Federal Court. Was the Applicant a non-alien who was not subject to the Migration Act 1958 (Cth), with the result that his detention under s 189(1) of the Act was unlawful, because: he was "accepted by the Australian body politic and community as a citizen ...; the fact that he renounced that citizenship in 1995 does not change his non-alien status"; or "he has the essential characteristics of a non-alien, based on a holistic assessment of his circumstances"?
Federal Court. In assessing the risk of a non-citizen re-offending for the purpose s 501(2) of the Migration Act 1958 (Cth), is it unnecessary for a decision-maker to descend to a level of granularity of assessing the risk of specific future criminal conduct, as that would "require the Minister to either develop superhuman prescience or engage in what could only be wild speculation which would ultimately be meaningless"? Is there a "period of limitation in the Act which might prevent the Minister taking action under s 501(2)"?
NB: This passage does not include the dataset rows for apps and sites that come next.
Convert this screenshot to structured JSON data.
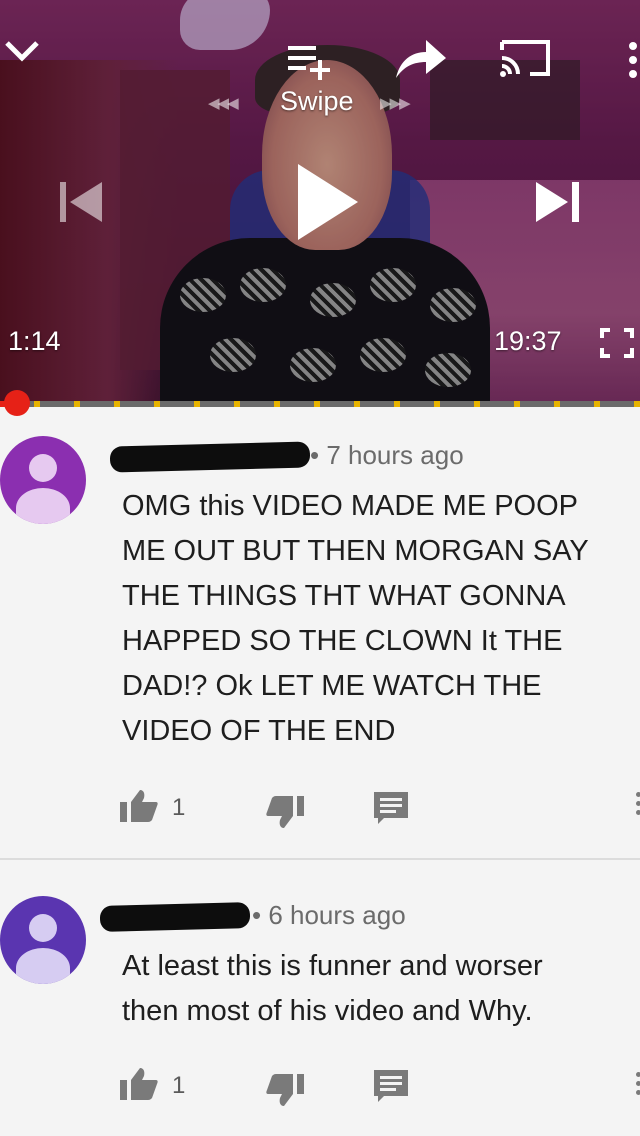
{
  "player": {
    "swipe_label": "Swipe",
    "swipe_left_glyph": "◀◀◀",
    "swipe_right_glyph": "▶▶▶",
    "current_time": "1:14",
    "duration": "19:37",
    "progress_fraction": 0.0,
    "icons": [
      "chevron-down-icon",
      "add-to-playlist-icon",
      "share-icon",
      "cast-icon",
      "more-vert-icon",
      "previous-icon",
      "play-icon",
      "next-icon",
      "fullscreen-icon"
    ]
  },
  "comments": [
    {
      "avatar_color": "#8b2fb0",
      "meta": "• 7 hours ago",
      "lines": [
        "OMG this VIDEO  MADE ME POOP",
        "ME OUT  BUT THEN MORGAN  SAY",
        "THE THINGS THT WHAT GONNA",
        "HAPPED SO THE CLOWN It THE",
        "DAD!? Ok LET ME WATCH THE",
        "VIDEO  OF THE END"
      ],
      "likes": "1"
    },
    {
      "avatar_color": "#5a35b0",
      "meta": "• 6 hours ago",
      "lines": [
        "At least this is funner and worser",
        "then most of his video and Why."
      ],
      "likes": "1"
    }
  ],
  "colors": {
    "progress": "#e62117",
    "ad_marker": "#e7b300",
    "background": "#f4f4f4"
  }
}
Federal Court. If the Minister personally makes a decision under s 501CA(4): is he required "to consider and understand the representations received" for himself, even if he is given an accurate summary of such representations; must he give "reasons as to why the expectations of the Australian community should count against revocation"? Must s 501CA(4) decisions be made within a reasonable period of time? May the ongoing validity of a decision under s 501(3A) depend upon due and prompt performance of the power under s 501CA(4)?
Supreme Court of New South Wales. Is the question of whether, in applying a legislative power or discretion that does not infringe on the Constitution and is thus valid, the application of that power infringes on the Constitution a question of constitutional law? If not, does it mean that the implied freedom of political communication may not be a relevant consideration in the exercise of a discretion under any legislation?
Federal Circuit and Family Court. May a court "award costs where an underlying dispute is rendered moot, even where a decision is not delivered"? If so, where "the relevant supervening event occurs after a trial on the merits, with full argument and submissions from the parties, but before the decision is handed down", will those arguments hold greater weight in the decision whether to make a costs order? Should no order be made, as both sides got what they wanted?
Federal Court. Is a "fast track applicant" a "fast track review applicant" unless and until the Minister forms the opinion that he/she is an "excluded fast track review applicant", with the consequence that, until and if that opinion is formed, a refusal to grant him/her a protection visa should be referred to the IAA even if the applicant, objectively, "has made a claim for protection in a country other than Australia that was refused by" that country or the UNHCR Office?
Federal Court (Full Court). Is the jurisdiction of the Federal Circuit Court (FCC) conferred by s 476 of the Migration Act 1958 (Cth) limited to remedies by way of judicial review? Was the power of the FCC circumscribed in the context of the judicial review of migration decisions "because of the omission of declaratory relief from the specific public law remedies mentioned in s 75(v) of the Constitution"? If the relief sought is "hopeless, inutile and hypothetical", does it mean that the court in which it is sought lacks jurisdiction to grant the relief?
Federal Court. Does the principle according to which costs ordinarily follow the event "answer the question as to whether costs should be ordered when, as in the present case, the application was not determined"? If the Applicant would have been substantially successful, had he not been granted the visa, is this a circumstance that favours costs being awarded against the Respondent? In a real sense, was the judicial review application directed at the Applicant's liberty?
Federal Court. Given the Tribunal's extensive references to the Applicant's drug addiction throughout its reasons, can it realistically be supposed that the Tribunal overlooked that addiction in concluding generally that he was "apparently in good health" for the purpose of cl 9.2(1)(a) of Direction 90?
Federal Court (Full Court). If a visa applicant wrongly answers a question in a visa application form and in a subsequent visa application freely answers the same question correctly, could the latter answer be said to indicate that the incorrect answer did not involve purposeful falsity for the purpose of PIC 4020? Does the fact that the IELTS exam on which the Appellant's score was 7 suggest that the Appellant knew the meaning of the legal term "conviction"?